“.. what Keats is saying in the final stanza of ‘Ode on Melancholy’ is that looking upon pleasurable things and reflecting that they will soon die will, surprisingly, cheer us up: it is like an injunction to ‘live each day as if it were your last’, and stop moping about (though admittedly Keats’s way of putting it is considerably more poetical). We cease to appreciate joy when we’re happy, because we take it for granted, much as we take our health for granted – until we fall ill, that is. Then health seems like a precious thing to us – and is even more precious when we reflect that we will not be in good health for long. Indeed, our lives are but a blink of an eye.”
(Excerpted from https://interestingliterature.com/2017/02/a-short-analysis-of-john-keatss-ode-on-melancholy/).
About the author
John Keats was born in London on 31 October 1795, the eldest of Thomas and Frances Jennings Keats’s four children. Although he died at the age of twenty-five, [from tuberculosis], Keats had perhaps the most remarkable career of any English poet.

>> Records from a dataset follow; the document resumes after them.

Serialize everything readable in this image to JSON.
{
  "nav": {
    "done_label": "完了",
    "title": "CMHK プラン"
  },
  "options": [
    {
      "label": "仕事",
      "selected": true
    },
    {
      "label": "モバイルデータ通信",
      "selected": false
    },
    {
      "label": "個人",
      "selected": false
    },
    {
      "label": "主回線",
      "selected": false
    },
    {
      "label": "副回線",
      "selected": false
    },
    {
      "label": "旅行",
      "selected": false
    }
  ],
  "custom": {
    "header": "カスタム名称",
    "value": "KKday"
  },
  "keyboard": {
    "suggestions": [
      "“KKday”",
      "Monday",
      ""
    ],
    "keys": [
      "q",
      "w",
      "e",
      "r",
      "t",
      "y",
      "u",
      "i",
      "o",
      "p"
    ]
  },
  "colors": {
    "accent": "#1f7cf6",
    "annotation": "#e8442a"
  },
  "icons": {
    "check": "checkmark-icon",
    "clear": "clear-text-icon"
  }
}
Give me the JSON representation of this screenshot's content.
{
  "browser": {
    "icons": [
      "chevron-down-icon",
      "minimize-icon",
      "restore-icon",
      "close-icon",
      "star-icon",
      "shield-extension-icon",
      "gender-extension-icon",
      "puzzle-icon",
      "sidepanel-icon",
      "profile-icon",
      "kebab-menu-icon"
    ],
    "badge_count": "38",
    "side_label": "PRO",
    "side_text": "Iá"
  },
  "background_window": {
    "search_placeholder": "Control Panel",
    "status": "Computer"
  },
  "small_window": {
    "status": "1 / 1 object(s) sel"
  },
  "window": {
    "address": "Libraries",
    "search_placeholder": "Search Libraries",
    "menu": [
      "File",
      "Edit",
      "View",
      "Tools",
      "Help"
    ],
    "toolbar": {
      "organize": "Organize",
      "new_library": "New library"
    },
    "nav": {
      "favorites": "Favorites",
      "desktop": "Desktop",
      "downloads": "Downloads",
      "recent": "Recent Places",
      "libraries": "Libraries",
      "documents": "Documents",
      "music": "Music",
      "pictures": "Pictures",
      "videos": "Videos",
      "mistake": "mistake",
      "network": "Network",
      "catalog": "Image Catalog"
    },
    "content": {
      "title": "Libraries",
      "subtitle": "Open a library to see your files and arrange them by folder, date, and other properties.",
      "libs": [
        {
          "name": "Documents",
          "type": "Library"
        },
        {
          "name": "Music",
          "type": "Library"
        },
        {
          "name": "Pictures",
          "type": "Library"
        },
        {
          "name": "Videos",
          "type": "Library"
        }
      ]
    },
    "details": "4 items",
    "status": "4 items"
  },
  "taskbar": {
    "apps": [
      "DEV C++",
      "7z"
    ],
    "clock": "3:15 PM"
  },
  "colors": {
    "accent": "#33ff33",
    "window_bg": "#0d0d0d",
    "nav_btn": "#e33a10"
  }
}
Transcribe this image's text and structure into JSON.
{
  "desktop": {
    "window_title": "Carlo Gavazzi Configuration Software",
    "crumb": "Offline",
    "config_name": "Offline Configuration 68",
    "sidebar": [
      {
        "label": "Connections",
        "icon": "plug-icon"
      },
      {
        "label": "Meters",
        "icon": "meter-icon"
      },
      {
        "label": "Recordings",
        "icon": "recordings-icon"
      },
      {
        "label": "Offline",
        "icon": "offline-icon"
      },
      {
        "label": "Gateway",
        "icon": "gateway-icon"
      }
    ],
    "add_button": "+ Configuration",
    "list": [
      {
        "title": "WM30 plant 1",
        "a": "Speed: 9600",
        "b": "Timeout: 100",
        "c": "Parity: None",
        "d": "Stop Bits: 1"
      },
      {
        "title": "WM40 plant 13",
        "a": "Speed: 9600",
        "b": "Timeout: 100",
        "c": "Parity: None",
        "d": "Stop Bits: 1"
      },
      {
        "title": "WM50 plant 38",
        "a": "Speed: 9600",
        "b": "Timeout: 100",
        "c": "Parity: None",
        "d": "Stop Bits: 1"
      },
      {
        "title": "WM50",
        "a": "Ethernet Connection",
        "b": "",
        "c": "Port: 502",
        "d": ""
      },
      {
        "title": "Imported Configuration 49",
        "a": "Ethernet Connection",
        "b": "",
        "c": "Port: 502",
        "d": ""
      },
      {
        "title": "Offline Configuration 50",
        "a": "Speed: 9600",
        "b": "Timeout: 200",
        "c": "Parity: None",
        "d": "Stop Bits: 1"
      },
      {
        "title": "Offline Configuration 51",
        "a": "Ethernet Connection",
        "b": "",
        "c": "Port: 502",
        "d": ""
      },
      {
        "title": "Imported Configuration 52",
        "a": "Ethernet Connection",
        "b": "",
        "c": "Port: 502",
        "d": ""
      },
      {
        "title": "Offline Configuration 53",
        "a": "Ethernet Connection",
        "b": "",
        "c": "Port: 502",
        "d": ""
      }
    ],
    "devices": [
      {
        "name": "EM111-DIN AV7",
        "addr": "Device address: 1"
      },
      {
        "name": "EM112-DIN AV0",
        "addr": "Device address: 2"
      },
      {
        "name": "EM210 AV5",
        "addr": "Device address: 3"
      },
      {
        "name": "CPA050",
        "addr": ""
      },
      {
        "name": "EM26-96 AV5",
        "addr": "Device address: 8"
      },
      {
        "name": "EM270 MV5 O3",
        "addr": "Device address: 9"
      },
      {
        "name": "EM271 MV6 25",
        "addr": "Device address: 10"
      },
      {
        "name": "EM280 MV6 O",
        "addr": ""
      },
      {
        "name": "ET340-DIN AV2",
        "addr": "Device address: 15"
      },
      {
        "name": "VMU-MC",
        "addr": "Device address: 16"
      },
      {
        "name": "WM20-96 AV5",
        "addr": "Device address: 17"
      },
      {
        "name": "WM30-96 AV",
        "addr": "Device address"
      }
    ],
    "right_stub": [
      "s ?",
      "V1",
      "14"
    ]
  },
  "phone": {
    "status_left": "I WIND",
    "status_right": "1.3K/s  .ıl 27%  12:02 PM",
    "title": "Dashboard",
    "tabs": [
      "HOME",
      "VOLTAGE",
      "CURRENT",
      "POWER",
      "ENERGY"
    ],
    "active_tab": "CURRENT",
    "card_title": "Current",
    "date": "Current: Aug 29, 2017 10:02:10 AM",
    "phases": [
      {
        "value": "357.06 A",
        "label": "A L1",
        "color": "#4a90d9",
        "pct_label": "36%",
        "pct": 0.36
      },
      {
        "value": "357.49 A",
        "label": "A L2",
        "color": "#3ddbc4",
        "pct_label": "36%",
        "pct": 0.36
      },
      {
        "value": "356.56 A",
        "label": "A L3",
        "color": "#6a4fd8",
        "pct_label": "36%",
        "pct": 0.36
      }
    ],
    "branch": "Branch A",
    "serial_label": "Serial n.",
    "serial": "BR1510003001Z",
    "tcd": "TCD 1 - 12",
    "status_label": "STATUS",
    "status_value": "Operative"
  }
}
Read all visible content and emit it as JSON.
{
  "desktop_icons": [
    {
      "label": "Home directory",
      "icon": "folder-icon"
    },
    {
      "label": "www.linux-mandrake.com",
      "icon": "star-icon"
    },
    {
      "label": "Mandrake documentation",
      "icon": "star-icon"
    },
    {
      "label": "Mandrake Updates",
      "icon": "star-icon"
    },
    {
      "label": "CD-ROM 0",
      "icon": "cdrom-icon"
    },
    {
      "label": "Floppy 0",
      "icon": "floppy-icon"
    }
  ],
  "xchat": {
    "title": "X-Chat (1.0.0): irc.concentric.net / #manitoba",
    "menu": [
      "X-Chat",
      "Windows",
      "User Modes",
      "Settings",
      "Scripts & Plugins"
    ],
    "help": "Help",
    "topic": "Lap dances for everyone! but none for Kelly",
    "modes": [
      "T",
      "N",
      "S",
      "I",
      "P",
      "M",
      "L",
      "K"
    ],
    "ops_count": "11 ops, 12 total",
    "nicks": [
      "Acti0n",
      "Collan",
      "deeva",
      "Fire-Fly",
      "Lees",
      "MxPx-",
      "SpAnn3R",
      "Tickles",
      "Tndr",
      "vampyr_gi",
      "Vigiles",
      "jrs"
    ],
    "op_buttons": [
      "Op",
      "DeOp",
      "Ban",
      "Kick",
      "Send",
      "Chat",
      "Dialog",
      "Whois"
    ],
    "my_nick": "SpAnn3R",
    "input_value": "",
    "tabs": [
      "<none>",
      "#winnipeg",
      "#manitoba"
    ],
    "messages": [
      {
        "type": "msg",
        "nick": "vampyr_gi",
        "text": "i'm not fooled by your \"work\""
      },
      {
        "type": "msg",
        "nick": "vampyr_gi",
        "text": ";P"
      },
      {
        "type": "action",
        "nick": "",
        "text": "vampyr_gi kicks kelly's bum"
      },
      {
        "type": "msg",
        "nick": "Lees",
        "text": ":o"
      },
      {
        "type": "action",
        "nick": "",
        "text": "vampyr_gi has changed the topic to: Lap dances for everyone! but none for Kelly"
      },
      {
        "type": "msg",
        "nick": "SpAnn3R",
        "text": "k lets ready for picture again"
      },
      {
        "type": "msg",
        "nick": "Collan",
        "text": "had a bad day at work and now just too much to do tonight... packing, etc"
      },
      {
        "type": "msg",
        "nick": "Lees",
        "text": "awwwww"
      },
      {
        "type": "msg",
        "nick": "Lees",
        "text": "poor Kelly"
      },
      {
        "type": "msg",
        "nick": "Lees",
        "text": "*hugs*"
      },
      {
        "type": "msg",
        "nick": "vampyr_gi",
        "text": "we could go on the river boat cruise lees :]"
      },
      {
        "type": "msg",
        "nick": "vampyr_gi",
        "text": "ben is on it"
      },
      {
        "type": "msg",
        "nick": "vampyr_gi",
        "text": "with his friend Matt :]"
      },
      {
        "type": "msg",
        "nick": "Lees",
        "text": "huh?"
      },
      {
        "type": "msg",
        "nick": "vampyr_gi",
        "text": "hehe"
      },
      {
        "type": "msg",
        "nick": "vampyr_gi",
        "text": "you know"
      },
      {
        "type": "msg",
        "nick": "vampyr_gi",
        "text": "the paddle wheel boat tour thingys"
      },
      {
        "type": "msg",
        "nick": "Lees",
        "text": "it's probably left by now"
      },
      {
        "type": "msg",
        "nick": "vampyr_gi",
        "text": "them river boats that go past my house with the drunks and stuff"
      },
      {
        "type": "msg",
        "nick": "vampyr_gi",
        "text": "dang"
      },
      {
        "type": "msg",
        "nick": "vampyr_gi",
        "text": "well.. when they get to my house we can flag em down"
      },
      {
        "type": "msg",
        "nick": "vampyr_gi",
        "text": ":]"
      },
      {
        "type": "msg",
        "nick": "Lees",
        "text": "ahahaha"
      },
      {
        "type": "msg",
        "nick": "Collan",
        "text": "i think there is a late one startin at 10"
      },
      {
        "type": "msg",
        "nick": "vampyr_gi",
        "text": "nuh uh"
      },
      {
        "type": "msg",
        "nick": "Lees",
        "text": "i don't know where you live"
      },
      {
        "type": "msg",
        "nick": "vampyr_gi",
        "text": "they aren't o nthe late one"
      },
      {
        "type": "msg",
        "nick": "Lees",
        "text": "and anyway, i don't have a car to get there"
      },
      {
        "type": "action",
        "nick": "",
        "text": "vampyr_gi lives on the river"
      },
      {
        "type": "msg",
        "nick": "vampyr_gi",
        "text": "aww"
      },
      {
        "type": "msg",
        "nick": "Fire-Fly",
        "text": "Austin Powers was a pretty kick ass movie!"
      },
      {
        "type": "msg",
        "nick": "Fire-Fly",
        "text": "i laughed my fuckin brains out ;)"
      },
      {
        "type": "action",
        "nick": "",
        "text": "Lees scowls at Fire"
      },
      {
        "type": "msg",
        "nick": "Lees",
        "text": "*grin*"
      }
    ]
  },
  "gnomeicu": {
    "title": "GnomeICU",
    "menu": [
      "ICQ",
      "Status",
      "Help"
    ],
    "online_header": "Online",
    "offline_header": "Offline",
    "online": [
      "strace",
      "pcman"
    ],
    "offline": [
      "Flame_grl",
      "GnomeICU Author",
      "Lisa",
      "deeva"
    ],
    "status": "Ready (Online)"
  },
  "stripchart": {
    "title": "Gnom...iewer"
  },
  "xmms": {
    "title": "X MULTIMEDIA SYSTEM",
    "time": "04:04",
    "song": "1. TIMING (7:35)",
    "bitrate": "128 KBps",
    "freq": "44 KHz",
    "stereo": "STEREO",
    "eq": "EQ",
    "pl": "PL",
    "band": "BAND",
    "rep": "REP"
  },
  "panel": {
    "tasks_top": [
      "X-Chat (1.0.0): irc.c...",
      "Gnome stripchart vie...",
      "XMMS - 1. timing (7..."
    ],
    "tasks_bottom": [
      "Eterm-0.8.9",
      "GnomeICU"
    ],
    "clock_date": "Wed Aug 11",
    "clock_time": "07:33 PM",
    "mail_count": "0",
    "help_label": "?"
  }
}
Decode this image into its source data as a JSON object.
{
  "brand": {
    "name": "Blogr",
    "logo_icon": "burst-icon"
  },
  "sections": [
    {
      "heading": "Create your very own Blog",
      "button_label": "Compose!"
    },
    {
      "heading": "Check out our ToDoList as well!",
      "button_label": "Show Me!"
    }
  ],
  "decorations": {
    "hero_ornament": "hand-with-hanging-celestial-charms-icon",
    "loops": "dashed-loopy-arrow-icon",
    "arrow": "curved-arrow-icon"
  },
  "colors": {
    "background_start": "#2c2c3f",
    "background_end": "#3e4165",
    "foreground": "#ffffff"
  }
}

He published only fifty-four poems, in three slim volumes and a few magazines. But over his short development he took on the challenges of a wide range of poetic forms from the sonnet, to the Spenserian romance, to the Miltonic epic, defining anew their possibilities with his own distinctive fusion of earnest energy, control of conflicting perspectives and forces, poetic self-consciousness, and, occasionally, dry ironic wit.
Although he is now seen as part of the British Romantic literary tradition, in his own lifetime Keats would not have been associated with other major Romantic poets, and he himself was often uneasy among them. Outside his friend Leigh Hunt‘s circle of liberal intellectuals, the generally conservative reviewers of the day attacked his work as mawkish and bad-mannered, as the work of an upstart “vulgar Cockney poetaster” (John Gibson Lockhart), and as consisting of “the most incongruous ideas in the most uncouth language” (John Wilson Croker). Although Keats had a liberal education in the boy’s academy at Enfield and trained at Guy’s Hospital to become a surgeon, he had no formal literary education. Yet Keats today is seen as one of the canniest readers, interpreters, questioners, of the “modern” poetic project-which he saw as beginning with William Wordsworth—to create poetry in a world devoid of mythic grandeur, poetry that sought its wonder in the desires and sufferings of the human heart. Beyond his precise sense of the difficulties presented him in his own literary-historical moment, he developed with unparalleled rapidity, in a relative handful of extraordinary poems, a rich, powerful, and exactly controlled poetic style that ranks Keats, with the William Shakespeare of the sonnets, as one of the greatest lyric poets in English.”